> Problem to solve: Among the lines below, return each one that contains the word "data".

[App and web page records]
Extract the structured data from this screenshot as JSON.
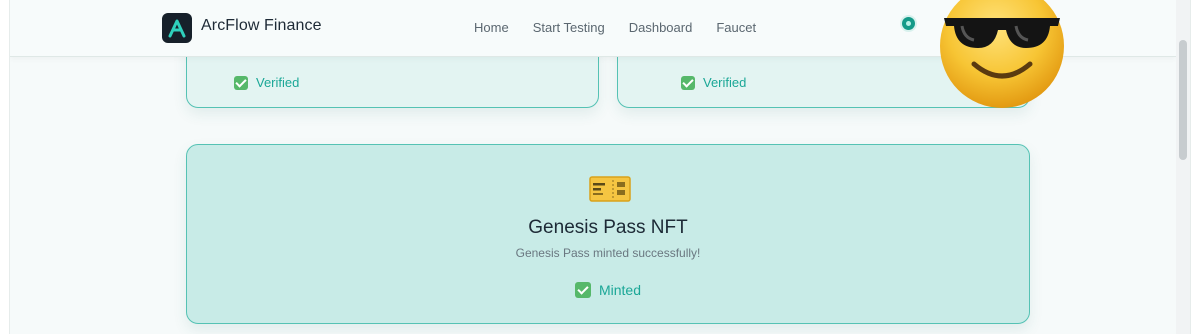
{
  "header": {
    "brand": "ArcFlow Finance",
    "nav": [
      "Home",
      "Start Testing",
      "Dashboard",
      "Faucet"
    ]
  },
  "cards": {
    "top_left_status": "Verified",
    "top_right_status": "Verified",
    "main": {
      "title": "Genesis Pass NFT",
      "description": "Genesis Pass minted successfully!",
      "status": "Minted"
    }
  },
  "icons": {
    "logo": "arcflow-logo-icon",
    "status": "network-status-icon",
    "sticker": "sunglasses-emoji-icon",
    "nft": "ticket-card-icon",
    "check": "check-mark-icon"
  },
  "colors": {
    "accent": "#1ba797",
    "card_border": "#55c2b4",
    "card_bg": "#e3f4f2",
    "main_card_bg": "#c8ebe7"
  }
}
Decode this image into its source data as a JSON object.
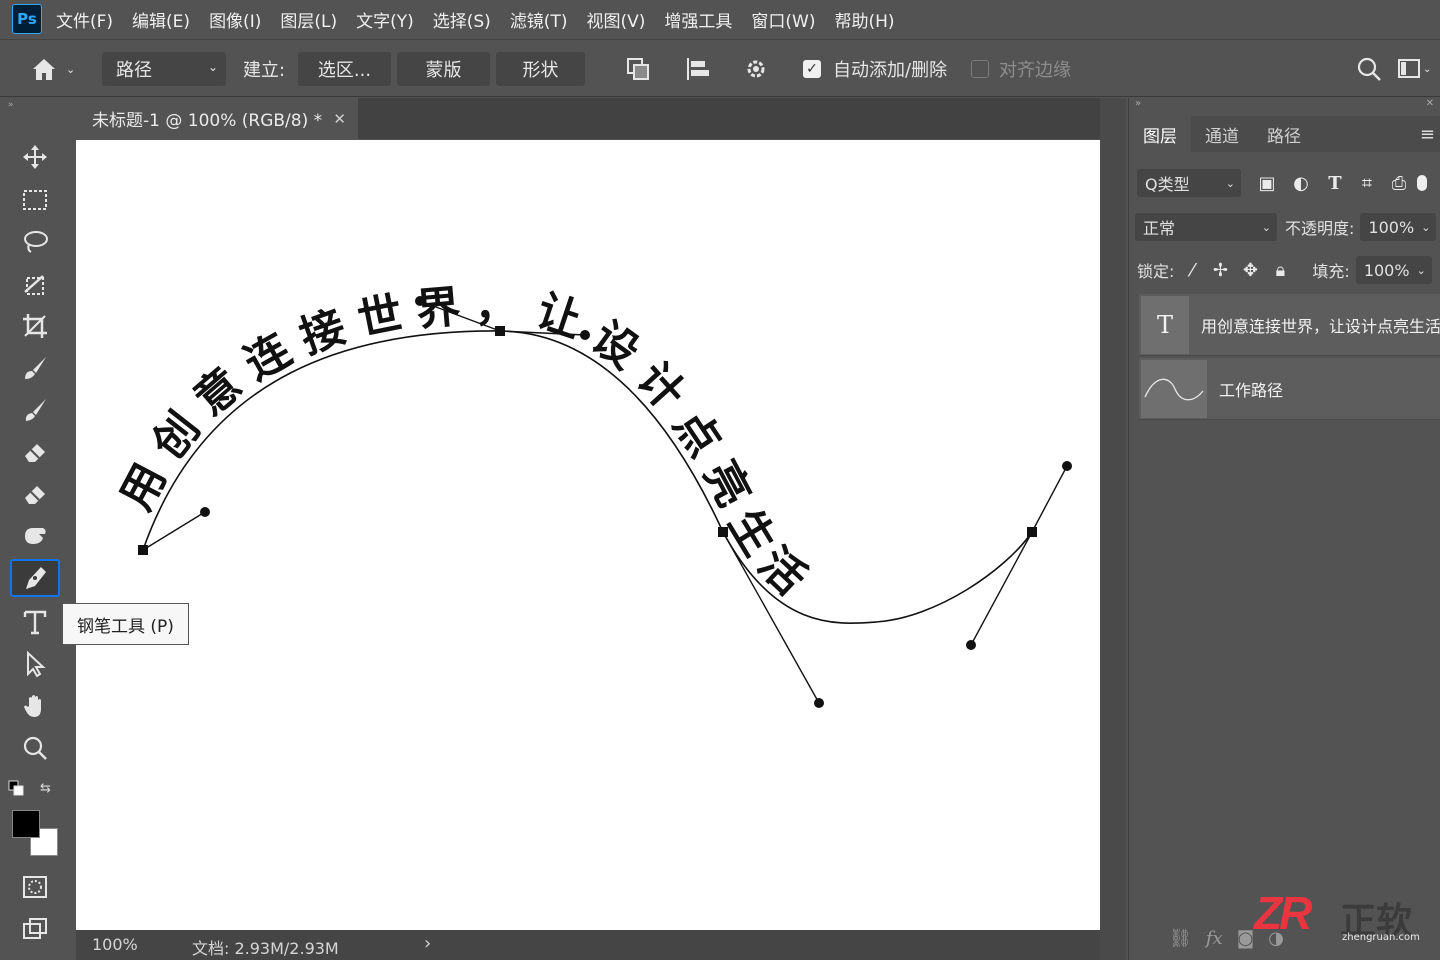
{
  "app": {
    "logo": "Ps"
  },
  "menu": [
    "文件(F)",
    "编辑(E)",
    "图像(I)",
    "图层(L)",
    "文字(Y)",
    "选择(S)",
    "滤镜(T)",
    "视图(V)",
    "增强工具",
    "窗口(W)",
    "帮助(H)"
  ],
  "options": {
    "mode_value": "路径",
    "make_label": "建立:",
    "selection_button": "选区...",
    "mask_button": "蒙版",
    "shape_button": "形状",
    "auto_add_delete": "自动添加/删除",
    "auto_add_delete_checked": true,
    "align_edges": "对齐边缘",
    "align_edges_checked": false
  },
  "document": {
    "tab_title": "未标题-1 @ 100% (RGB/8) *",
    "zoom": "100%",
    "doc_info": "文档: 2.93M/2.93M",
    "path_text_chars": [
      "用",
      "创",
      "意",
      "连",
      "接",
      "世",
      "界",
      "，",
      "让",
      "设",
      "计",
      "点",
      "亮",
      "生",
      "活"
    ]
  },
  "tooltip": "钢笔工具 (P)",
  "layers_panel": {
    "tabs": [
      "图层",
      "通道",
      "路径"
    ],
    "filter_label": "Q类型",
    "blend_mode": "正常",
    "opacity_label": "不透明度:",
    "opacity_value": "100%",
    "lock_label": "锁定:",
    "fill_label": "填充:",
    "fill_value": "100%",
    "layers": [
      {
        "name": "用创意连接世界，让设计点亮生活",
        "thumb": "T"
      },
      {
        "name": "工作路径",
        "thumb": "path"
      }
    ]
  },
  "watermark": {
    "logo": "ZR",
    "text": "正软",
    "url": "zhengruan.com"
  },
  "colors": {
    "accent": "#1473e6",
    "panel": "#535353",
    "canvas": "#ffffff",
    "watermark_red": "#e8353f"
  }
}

> Problem solution:
Extract the structured data from this screenshot as JSON.
Decode this image into its source data as a JSON object.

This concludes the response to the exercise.